Nigeria’s Booming Start-up Scene Draws Foreign Investment

Even with eyes half closed, the gritty Yaba district in Lagos bears scant resemblance to Shoreditch, the hipster heart of the start-up scene in London. That, though, is the comparison ’Bosun Tijani makes when he talks about Nigeria and a once-in-a-generation opportunity to invest in the future giants of African technology.

Mr Tijani is chief executive of Co-Creation Hub, an incubator for businesses and social enterprises in Yaba. He is both a participant in and an observer of the explosion of Nigeria’s digital economy, with hundreds of ventures spawned in the past three years.

“There is now a critical mass of people who believe they can build a sustainable and successful business,” Mr Tijani says, on the last day of a five-city tour meeting investors in Europe. “Serious money is beginning to hit the market.”

Venture capitalists are noticing a wave of internet entrepreneurship, including cashless payment companies, social networks and retail.

Bullish financiers see the sector as a way to tap growth in a market of 186m people without becoming mired in the politics of big energy or infrastructure projects, or falling hostage to oil prices.

“What I think is truly magical about technology is that it has shown growth that is completely uncorrelated to the GDP cycle,” says Pule Taukobong, a partner at South Africa’s CRE Venture Capital, which backs Nigerian start-ups. “We’re excited because this is a generational opportunity to be at the beachhead of that as it happens.”

The entrepreneurs who build solutions are going to be a key part of Africa’s future

Kola Aina
Others agree. According to VC4A, an online community of Africa-focused investors and entrepreneurs, the average investment secured by Nigerian start-ups rose from $57,000 in 2015 to $73,000 this year — with just over 40 per cent able to secure external capital.

Several factors have jolted the industry into gear. Reliable internet is more widely available and telecoms companies have boosted data capacity, while new payments companies have made online transactions safe.

On a recent morning at Co-Creation Hub, young Nigerians pored over laptops at desks allocated to start-ups including LifeBank, which helps hospitals source blood and medical products; Mamalette, a social enterprise for expectant mothers, and Truppr, a tool to help users locate fitness events. Among the hub’s graduates is We­cyclers, a company which uses cargo bikes to help Lagosians earn money by recycling.

The fizzing start-up scene is attracting the attention of tech companies in the west. When Facebook founder Mark Zuckerberg made his first trip to sub-Saharan Africa in 2016, he visited both the Co-Creation Hub and Andela, a company co-founded by US entrepreneur Jeremy Johnson. The Chan Zuckerberg Initiative chose Andela for its first private sector investment.
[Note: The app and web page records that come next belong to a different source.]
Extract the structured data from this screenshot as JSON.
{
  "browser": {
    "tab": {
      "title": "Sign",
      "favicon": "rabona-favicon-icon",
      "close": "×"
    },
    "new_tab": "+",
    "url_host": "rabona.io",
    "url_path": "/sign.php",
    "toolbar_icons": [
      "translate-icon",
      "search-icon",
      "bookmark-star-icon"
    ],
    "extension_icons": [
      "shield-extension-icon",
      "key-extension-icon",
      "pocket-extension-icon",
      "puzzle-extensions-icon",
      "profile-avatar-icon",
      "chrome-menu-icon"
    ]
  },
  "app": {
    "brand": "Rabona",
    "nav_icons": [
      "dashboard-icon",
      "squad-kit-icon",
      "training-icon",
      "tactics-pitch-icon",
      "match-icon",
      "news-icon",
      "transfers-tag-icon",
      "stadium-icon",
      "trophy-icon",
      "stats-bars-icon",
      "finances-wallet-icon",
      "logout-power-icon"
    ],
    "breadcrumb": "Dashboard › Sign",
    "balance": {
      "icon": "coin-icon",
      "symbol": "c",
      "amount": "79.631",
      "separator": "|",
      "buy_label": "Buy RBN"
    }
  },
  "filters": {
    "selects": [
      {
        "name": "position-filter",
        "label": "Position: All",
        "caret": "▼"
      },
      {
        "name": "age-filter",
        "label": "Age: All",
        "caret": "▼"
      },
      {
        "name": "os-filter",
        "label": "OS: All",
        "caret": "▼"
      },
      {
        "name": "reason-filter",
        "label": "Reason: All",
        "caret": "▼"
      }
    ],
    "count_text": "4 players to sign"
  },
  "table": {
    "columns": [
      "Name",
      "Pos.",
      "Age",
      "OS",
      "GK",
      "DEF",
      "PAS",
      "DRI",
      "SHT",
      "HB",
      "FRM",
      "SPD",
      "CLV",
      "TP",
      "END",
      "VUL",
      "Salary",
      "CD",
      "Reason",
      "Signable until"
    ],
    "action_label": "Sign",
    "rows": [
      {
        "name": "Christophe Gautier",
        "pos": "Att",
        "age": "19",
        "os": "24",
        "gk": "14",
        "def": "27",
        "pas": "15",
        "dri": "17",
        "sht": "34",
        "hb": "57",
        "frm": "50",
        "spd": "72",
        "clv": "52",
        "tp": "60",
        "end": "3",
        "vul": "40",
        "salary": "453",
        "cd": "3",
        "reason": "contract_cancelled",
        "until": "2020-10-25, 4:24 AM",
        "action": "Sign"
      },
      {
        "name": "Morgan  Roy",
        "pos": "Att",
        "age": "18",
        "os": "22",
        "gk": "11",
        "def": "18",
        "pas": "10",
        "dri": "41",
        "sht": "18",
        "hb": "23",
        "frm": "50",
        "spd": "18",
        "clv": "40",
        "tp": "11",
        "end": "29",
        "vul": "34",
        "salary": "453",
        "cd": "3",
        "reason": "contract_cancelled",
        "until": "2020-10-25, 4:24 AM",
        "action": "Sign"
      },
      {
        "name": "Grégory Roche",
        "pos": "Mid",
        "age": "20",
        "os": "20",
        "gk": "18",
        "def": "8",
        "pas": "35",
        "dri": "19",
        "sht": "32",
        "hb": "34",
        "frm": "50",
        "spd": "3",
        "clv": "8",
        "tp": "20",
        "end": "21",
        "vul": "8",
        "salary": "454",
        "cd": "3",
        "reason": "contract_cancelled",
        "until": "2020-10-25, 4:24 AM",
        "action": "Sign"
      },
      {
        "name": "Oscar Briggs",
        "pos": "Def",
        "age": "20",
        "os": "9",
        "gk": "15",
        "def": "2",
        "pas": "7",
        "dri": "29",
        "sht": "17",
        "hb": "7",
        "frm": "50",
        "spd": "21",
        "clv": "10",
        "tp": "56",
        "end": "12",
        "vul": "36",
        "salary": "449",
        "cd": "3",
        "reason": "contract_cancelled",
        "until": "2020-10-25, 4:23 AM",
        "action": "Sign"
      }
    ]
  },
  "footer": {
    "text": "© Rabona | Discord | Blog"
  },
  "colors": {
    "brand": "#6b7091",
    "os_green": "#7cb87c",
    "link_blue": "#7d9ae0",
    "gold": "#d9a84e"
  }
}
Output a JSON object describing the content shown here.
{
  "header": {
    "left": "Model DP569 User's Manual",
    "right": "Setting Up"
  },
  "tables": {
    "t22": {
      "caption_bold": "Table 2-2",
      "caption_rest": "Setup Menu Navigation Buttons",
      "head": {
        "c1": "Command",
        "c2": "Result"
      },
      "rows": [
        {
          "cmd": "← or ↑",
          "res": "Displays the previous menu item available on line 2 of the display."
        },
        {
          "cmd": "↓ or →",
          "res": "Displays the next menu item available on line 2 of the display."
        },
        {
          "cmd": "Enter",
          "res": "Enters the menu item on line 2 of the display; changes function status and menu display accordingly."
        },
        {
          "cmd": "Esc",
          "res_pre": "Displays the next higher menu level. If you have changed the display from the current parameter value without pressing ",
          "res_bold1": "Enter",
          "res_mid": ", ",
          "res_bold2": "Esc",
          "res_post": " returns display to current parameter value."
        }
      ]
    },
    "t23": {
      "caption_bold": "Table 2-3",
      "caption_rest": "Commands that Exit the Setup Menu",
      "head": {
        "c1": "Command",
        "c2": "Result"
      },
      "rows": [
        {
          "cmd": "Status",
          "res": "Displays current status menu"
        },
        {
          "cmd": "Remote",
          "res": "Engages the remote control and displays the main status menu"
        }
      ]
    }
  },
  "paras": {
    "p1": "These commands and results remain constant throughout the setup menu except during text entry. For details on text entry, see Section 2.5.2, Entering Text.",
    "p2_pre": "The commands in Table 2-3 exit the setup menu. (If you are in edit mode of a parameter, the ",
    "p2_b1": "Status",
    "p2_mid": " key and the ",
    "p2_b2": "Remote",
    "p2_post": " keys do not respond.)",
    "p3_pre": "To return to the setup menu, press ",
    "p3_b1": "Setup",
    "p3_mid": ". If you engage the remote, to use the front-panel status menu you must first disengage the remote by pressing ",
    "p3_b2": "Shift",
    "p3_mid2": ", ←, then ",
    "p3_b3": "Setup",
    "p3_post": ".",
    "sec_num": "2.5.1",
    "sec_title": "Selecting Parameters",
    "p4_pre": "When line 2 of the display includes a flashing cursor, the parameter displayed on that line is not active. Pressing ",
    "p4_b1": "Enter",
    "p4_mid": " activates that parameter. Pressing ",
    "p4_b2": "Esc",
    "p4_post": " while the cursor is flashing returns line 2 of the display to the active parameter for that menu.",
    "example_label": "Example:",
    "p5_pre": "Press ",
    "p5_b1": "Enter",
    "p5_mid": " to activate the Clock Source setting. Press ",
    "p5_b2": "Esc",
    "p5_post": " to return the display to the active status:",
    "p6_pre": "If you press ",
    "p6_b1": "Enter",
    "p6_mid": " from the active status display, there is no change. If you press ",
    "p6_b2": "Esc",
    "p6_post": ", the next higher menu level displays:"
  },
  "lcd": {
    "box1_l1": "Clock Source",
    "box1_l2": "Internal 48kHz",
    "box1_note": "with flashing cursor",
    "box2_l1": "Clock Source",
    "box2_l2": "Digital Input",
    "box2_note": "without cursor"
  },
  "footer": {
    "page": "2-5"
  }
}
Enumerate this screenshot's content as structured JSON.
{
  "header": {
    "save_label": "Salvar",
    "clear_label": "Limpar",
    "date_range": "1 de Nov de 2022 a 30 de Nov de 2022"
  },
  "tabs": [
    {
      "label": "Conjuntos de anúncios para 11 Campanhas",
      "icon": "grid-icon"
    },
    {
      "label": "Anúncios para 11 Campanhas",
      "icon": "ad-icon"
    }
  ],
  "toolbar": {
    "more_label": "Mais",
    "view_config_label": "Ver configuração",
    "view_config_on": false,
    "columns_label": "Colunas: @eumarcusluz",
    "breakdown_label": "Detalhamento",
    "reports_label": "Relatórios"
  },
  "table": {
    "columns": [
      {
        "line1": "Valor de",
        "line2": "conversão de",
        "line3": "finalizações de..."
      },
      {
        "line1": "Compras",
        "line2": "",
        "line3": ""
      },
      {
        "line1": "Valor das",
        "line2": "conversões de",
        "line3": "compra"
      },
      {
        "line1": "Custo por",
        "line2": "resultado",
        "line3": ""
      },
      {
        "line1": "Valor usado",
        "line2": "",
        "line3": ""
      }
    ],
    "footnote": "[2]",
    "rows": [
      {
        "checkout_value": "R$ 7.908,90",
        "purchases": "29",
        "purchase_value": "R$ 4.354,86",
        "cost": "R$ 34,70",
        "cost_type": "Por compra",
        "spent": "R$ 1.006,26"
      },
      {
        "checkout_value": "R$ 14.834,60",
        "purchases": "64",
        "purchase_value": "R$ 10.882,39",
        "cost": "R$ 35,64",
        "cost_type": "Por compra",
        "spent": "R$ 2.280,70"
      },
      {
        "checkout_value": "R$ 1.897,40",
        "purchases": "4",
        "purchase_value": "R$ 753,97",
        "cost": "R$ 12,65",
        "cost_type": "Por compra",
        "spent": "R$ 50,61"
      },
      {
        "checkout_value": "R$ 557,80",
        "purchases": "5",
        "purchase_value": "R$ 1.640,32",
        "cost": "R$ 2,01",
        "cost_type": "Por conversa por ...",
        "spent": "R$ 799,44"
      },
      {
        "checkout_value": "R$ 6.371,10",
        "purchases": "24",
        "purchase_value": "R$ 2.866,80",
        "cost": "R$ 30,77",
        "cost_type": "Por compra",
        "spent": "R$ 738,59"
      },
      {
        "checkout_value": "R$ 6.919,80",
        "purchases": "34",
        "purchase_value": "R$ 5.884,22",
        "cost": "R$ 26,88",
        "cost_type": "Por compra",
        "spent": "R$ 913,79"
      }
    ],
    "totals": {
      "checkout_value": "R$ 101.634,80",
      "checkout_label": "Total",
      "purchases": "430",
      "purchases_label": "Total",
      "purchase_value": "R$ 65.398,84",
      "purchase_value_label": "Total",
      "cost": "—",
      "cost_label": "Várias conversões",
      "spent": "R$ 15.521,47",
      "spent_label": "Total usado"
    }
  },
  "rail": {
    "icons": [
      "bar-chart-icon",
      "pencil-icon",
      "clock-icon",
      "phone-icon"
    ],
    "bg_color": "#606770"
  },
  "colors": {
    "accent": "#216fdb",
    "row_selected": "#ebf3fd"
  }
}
Mr Johnson, 33, set up Andela after seeing the chance to generate thousands of jobs in Africa by running a programme to find “genius-level” software developers, who then work remotely for US and European companies.

“Across Africa you’ve got a pretty stark difference between perception and reality,” he says. “In this case, I’d say the excitement is actually pretty reasonable relative to what’s happening and what’s possible.”

Source: Financial Times